TASK OBJECTIVE: Go over the data below and say how many lines hold the word "JSON". Only the number is needed.

(Source data)
════════════════════

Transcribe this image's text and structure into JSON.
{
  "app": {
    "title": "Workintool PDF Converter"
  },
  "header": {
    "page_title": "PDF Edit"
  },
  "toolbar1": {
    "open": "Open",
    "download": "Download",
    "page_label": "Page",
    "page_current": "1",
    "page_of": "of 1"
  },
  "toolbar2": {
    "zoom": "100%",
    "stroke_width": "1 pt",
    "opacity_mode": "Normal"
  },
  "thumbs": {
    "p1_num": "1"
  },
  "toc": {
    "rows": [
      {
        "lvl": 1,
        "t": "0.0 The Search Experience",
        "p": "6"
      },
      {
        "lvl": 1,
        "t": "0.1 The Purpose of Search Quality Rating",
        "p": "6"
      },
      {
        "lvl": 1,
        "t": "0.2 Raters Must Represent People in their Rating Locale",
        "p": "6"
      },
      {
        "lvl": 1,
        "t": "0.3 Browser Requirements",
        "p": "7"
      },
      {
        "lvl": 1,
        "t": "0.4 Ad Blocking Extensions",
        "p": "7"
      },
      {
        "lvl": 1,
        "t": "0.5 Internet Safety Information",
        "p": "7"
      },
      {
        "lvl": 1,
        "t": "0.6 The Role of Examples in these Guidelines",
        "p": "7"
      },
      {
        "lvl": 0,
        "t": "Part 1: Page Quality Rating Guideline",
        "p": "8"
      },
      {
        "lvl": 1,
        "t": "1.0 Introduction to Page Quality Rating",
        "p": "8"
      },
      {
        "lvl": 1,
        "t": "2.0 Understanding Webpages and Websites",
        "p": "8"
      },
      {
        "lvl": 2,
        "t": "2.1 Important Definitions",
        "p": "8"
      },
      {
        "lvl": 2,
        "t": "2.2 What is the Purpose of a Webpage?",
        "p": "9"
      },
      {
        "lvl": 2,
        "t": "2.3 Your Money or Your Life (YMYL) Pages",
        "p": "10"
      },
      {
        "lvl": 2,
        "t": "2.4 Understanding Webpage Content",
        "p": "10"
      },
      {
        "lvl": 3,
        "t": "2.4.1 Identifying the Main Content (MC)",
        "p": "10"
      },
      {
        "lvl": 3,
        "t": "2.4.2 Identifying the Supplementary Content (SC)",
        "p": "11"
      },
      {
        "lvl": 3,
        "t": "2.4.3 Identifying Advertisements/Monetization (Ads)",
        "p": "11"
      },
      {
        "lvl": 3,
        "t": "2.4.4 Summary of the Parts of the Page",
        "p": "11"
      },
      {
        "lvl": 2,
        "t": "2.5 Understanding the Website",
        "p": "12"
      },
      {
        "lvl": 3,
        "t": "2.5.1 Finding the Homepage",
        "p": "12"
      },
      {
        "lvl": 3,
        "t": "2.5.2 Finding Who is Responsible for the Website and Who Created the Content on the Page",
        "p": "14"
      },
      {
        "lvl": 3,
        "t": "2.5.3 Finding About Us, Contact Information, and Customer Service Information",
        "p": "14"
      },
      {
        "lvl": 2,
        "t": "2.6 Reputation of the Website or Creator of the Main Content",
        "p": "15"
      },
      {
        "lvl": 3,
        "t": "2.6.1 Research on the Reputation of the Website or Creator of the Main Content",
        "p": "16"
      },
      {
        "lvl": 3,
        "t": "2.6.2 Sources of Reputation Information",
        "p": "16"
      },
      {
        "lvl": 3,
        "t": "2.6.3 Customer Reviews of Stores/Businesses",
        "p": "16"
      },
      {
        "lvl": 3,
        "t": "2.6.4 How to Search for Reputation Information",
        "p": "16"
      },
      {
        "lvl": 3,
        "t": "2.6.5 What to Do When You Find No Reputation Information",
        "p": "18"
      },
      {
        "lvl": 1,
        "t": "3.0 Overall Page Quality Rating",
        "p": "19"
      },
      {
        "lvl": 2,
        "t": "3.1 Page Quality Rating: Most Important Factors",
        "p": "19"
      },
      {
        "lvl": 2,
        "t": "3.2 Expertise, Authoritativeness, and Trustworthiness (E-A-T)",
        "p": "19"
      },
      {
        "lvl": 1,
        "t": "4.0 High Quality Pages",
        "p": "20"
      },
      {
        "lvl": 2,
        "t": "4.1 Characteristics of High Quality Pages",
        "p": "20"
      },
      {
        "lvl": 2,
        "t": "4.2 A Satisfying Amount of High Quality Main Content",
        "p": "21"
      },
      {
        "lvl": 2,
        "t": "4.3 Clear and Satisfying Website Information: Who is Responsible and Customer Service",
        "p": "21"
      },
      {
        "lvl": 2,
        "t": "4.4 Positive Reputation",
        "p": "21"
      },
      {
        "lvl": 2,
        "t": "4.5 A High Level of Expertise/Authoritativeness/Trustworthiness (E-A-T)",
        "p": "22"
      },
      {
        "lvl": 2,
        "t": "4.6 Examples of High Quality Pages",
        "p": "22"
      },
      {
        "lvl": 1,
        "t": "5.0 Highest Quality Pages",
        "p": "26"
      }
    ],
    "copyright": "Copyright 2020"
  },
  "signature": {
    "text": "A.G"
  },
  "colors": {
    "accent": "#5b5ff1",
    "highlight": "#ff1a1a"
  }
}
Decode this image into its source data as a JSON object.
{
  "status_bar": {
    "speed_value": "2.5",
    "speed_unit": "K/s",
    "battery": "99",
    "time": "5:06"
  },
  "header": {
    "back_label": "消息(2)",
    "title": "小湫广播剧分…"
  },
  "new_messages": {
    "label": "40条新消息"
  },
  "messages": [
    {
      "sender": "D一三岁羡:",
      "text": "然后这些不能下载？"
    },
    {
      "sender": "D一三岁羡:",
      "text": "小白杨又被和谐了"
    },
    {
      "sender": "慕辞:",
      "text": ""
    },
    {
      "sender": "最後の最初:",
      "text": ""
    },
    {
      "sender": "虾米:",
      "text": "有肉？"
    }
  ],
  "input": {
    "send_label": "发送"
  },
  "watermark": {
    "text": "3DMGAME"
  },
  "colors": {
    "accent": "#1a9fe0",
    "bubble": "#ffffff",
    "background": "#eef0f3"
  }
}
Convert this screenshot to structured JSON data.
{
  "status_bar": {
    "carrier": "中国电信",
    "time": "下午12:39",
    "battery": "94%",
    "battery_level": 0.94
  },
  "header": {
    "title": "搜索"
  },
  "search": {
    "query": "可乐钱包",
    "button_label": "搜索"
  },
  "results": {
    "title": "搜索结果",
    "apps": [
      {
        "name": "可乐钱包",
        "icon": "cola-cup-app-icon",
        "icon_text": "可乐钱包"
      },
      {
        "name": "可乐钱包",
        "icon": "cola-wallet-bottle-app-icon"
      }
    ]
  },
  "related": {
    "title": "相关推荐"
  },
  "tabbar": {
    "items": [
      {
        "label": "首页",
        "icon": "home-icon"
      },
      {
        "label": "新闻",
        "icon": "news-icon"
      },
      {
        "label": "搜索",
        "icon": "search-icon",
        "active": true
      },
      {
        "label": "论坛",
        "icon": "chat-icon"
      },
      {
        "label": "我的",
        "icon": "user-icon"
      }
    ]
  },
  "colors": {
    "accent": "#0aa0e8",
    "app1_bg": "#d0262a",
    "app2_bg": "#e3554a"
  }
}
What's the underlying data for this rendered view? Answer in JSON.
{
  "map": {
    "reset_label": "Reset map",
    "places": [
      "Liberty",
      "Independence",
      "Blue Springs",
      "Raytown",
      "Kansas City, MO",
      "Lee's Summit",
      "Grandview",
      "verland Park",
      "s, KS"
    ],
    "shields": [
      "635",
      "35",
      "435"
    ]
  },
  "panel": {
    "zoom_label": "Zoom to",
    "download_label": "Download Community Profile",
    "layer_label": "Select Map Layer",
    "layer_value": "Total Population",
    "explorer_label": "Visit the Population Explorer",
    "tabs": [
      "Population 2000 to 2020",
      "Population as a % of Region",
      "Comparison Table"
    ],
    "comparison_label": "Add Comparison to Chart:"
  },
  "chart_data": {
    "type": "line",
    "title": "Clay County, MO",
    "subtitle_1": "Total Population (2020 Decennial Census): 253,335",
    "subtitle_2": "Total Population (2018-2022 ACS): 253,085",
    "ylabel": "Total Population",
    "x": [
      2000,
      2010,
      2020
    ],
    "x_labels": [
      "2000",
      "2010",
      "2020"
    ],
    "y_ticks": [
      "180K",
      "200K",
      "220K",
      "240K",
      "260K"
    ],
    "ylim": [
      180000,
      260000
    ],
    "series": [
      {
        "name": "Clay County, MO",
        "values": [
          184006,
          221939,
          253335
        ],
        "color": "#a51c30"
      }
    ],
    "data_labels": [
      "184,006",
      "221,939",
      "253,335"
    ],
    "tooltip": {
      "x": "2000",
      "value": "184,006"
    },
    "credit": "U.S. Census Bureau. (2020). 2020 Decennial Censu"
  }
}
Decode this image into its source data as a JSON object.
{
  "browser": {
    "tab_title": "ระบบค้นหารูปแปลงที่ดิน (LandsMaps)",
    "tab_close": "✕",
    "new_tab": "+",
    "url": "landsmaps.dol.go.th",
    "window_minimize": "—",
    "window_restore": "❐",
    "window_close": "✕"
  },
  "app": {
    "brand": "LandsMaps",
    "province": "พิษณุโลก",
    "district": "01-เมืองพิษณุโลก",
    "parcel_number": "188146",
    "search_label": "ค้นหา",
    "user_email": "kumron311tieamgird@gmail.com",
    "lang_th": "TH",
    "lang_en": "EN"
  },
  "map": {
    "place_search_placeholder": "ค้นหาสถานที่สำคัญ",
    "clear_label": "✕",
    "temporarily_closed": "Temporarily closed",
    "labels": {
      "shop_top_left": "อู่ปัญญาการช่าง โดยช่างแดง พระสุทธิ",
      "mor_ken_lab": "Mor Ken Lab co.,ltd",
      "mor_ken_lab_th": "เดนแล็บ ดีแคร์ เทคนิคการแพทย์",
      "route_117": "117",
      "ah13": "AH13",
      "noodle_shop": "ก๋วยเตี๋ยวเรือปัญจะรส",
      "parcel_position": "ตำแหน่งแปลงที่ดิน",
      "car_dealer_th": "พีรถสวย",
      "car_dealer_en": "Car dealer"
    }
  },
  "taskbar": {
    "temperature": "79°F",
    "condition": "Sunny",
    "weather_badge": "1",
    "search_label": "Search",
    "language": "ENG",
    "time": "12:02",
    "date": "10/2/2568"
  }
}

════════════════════

ANSWER: 5